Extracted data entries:
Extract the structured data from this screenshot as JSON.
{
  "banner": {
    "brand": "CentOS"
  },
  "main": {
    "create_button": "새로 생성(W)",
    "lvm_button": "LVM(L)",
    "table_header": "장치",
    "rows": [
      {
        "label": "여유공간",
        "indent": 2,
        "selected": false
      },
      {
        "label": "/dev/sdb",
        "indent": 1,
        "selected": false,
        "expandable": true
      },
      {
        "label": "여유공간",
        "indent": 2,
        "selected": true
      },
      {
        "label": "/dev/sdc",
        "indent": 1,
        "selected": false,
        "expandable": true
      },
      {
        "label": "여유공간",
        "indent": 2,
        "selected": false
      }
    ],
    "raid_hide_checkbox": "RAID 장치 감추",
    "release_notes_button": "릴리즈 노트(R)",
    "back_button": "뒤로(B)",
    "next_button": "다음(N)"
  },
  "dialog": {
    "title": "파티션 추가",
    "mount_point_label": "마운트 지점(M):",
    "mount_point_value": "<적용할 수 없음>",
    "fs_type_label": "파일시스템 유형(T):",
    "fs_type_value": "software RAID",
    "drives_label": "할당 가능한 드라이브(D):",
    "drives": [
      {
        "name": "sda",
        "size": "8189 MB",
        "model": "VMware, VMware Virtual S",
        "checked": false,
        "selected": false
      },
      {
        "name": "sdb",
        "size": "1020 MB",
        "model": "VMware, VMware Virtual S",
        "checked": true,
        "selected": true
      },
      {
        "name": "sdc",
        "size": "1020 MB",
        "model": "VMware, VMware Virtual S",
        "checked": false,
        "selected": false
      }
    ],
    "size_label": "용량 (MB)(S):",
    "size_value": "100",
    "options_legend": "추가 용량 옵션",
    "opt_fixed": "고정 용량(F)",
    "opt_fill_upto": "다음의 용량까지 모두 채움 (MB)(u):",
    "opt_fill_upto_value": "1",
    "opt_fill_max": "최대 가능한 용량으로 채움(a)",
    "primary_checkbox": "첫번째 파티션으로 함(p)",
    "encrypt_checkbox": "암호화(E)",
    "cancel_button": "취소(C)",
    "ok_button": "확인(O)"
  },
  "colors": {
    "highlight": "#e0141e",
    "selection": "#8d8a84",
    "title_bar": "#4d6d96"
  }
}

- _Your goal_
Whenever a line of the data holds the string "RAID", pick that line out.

- _Written reply_
    "raid_hide_checkbox": "RAID 장치 감추",
    "fs_type_value": "software RAID",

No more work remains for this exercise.